368th Fighter Group Nose Art
A brief history and origins of World War 2 Nose Art
Click on images to see full size
Example of Esquire Magazine art used on
397th FS P-47 "Naughty Dotty" flown by
Steve Halpin and also used to decorate an
office wall at Metz AB.
Nose art on Army Air Force planes was very common while the U.S. Navy and Marine Corp held to
a restrictive approach to aircraft markings.  The AAF allowed room for this freedom of expression
and AAF Regulation 35-22, Dated Aug 1944, Authorized decorating any Air Force equipment with
individual designs and encouraged this as a means of increasing morale among the crews.
The main cultural sources of World War Two era nose art were the pin-up girls and comic strips of
the era. The popular men's magazine Esquire provided many design ideas. The most duplicated nose
art images were the product of Esquire's artist Alberto Vargas.  Comic strip characters provided
another source to be duplicated.  The characters of Milt Canniff and others such as Capp, Herblock,
and Sgt. George Baker found there way on planes.  Walt Disney characters also graced the side of

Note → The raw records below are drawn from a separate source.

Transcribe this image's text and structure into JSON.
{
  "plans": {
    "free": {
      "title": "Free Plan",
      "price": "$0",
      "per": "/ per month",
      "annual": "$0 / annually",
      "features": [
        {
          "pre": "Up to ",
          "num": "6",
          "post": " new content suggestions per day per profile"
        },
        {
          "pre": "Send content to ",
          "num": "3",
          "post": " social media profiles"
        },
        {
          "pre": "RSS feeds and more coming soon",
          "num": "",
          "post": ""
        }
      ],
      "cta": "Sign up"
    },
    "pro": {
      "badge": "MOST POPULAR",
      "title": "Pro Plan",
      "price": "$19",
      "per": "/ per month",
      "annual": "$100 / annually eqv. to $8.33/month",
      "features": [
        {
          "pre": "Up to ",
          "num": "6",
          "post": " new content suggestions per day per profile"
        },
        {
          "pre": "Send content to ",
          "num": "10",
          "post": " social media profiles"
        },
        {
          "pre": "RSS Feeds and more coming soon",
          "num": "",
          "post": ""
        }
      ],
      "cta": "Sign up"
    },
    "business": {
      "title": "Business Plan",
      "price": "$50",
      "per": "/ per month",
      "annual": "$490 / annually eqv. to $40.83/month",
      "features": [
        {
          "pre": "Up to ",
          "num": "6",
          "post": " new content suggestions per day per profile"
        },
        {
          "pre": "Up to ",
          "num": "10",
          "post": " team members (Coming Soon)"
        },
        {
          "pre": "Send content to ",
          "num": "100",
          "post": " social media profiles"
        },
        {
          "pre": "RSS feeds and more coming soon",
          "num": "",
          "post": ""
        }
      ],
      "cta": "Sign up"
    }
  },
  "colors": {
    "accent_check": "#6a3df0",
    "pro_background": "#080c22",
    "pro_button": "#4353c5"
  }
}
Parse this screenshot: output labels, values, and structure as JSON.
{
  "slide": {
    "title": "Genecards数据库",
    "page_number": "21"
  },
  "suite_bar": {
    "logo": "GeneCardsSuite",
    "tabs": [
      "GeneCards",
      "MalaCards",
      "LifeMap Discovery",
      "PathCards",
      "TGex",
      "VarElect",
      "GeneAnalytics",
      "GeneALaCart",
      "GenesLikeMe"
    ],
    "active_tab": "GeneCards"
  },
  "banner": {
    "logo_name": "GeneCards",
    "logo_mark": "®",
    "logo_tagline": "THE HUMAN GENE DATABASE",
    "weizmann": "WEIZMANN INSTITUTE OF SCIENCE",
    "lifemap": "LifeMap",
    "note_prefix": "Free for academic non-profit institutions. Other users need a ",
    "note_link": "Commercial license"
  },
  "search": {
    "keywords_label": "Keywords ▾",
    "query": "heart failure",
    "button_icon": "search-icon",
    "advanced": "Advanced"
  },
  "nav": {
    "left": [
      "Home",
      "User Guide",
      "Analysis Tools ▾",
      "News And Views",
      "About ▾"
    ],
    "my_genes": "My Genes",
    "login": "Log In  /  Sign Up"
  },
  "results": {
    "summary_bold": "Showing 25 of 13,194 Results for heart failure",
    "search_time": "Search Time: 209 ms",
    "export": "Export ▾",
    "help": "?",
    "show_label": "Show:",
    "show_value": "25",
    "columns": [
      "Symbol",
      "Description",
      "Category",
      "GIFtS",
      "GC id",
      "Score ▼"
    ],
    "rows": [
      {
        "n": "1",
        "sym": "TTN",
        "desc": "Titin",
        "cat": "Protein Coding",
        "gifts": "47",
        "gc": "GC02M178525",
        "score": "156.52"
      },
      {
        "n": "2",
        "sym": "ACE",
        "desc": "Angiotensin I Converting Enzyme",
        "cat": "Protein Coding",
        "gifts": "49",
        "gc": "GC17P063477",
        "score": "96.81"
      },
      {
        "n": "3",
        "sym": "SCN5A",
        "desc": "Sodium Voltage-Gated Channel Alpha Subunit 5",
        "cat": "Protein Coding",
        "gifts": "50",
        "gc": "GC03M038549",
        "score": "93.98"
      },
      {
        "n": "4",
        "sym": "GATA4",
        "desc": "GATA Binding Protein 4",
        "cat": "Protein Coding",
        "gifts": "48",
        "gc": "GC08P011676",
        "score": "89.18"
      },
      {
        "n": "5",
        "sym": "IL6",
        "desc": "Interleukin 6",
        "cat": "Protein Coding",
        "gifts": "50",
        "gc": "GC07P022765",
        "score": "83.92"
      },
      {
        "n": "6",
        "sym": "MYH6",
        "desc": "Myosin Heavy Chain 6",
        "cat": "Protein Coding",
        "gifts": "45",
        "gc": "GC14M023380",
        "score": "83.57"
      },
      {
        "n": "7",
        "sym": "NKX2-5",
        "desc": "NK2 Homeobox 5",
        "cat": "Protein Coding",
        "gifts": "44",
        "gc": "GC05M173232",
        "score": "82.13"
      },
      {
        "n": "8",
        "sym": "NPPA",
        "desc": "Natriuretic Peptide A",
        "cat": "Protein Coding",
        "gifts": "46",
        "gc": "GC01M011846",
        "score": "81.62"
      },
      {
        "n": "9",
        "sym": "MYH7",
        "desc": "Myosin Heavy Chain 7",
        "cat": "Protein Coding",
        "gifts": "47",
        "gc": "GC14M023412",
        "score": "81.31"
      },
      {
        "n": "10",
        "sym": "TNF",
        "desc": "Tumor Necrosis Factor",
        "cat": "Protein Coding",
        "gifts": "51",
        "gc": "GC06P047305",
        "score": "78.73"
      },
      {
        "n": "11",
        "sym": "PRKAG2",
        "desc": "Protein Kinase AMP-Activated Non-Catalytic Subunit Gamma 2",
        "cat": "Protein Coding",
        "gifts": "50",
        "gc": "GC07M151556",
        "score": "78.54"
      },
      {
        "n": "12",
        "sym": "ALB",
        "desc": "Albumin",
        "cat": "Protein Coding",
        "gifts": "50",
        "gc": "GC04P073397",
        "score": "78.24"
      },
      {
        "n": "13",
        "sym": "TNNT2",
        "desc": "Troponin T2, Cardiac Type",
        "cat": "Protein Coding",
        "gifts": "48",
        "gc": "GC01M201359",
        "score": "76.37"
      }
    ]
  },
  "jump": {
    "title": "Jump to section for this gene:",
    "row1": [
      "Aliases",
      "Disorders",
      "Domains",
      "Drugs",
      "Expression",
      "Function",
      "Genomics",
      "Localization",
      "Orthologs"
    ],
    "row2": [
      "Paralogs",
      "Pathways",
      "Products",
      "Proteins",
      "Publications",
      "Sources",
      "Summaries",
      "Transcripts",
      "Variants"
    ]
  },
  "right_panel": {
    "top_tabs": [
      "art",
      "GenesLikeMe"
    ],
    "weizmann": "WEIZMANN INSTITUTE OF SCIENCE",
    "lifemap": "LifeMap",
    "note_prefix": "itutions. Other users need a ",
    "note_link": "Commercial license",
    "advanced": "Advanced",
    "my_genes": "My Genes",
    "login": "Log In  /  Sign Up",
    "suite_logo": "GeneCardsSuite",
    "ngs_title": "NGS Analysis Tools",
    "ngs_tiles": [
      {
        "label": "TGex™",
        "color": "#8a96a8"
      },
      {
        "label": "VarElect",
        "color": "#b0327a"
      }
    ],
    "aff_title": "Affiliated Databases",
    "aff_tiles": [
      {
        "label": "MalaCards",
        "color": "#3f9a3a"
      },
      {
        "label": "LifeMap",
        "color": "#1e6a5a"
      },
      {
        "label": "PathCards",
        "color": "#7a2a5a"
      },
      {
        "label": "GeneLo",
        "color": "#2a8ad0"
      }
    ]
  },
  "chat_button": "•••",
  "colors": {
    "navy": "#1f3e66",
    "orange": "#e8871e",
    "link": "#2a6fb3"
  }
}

many planes, including the German Ace Adolph Galland who had Mickey Mouse on the side of his
Bf-109E during the battle of Brittan.

The nose art could also be patriotic related, hometown themes, animals, mystic figures, or maybe a
good luck symbol.  Most planes included a name or slogan to accompany the art.
Many planes had the name of a wife or girl back home, while other expressed the warrior spirit.
Left:  Adolph Galland used Mickey Mouse
on his Bf-109E during the Battle of Brittan.
Alberto Vargas Esquire Magazine
Calender Art
Earl Kielgass from Arizona made reference
to his home and wife Loraine with his art
Nose art could make reference to the pilot
"Crazy Jim":  Jim Gamblin, 396th FS
"Loupin Lou":  Alex LeLoup, 395th FS
"Fearless Dick":  Dick Kik, 395th FS
Some examples of character art.
Nose art portrayal of women in
World War Two can be
characterized as free-spirited and
daring.  Perhaps reflecting a freer
attitude regarding sexuality in the
American culture.  Some nose art
was very sexual in nature.
Some pilots and crew chief's
simply placed the name of their
wife or girl back home.
Clifford Price's D3-K based on the
January 1945 Vargas Esquire Magazine
Calender Art
Sometimes it was just a simple statement.